This story is part of Record High, a Grist series examining extreme heat and its impact on how — and where — we live.
As the Northern Hemisphere emerges from the hottest summer on record, South America has, for now anyway, taken up the planet’s extreme-heat mantle. Winter just ended there, but a large swath of the continent is sweltering under an unprecedented heat dome that’s pushing temperatures above 110 degrees Fahrenheit in parts of Brazil. That could leave people paying more for a cup of joe.
The hot, dry conditions, spurred by El Niño’s warming of the tropical Pacific Ocean, have sparked wildfires and are threatening the livelihoods of farmers in a country that produces more coffee and soybeans than any other. The heat, coupled with a lack of rain, has disrupted the start of Brazil’s soy-planting season, and could keep coffee trees from fruiting.
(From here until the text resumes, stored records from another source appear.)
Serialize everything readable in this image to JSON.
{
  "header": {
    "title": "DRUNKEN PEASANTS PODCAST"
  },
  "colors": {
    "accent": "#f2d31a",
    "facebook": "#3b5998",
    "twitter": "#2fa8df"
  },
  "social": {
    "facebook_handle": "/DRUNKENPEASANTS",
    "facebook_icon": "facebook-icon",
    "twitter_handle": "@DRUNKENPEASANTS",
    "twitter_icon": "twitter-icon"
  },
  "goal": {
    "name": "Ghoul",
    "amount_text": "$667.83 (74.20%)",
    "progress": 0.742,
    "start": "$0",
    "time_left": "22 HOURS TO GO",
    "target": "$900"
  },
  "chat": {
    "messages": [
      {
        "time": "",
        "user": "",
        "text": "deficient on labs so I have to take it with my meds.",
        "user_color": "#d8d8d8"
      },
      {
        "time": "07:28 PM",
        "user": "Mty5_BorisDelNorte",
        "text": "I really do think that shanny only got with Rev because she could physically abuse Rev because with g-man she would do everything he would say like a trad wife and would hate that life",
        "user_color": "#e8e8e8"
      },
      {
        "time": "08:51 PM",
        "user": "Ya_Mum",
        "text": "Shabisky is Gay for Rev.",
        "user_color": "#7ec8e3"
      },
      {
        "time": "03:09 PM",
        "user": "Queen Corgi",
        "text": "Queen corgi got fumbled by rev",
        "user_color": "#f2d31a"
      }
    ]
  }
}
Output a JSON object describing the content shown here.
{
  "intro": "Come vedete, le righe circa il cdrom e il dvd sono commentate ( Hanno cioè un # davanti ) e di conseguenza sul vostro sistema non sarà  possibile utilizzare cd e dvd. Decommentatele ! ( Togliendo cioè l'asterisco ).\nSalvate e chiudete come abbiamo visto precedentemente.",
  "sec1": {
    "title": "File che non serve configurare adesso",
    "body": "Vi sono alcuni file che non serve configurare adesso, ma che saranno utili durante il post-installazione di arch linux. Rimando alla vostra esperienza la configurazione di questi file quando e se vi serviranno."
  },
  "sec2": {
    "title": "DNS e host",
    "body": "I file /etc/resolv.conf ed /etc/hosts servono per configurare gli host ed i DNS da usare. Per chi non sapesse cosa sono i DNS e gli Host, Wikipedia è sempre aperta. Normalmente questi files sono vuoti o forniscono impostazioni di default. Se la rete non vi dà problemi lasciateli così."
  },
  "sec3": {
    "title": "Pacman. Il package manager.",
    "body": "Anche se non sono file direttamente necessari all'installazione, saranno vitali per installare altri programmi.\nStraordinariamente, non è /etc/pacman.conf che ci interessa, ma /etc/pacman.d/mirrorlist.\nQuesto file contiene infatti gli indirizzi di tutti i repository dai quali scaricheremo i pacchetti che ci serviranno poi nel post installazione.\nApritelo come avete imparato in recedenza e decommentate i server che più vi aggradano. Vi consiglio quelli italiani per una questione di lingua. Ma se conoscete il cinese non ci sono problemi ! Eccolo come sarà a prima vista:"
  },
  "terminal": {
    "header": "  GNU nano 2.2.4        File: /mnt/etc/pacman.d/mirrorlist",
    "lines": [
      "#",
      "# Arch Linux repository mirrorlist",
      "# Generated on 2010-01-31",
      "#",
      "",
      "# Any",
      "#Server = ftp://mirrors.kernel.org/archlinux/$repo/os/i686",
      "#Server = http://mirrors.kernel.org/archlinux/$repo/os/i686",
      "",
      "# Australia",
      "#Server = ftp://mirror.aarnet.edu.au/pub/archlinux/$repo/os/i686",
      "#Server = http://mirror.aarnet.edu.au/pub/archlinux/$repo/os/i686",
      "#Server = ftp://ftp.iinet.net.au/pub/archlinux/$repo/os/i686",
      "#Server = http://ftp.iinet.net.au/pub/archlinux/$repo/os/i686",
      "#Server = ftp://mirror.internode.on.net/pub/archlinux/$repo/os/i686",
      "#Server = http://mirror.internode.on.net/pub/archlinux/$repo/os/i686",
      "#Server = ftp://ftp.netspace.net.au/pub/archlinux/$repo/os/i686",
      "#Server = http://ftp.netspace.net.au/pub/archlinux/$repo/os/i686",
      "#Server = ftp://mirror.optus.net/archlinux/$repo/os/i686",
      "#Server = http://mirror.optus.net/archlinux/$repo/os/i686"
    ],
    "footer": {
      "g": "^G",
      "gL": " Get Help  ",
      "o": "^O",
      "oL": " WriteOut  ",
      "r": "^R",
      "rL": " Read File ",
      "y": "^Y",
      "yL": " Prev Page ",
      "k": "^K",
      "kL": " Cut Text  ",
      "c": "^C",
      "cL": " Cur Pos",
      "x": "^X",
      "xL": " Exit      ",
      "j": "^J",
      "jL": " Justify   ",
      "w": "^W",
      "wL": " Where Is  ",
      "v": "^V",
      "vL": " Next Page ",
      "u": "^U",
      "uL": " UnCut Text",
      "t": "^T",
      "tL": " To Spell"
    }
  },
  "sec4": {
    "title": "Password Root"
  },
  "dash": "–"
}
Java prices have surged globally as a result.
“There is always an impact from these conditions,” Jose Braz Matiello, a researcher at Brazil’s Funcafe... Read more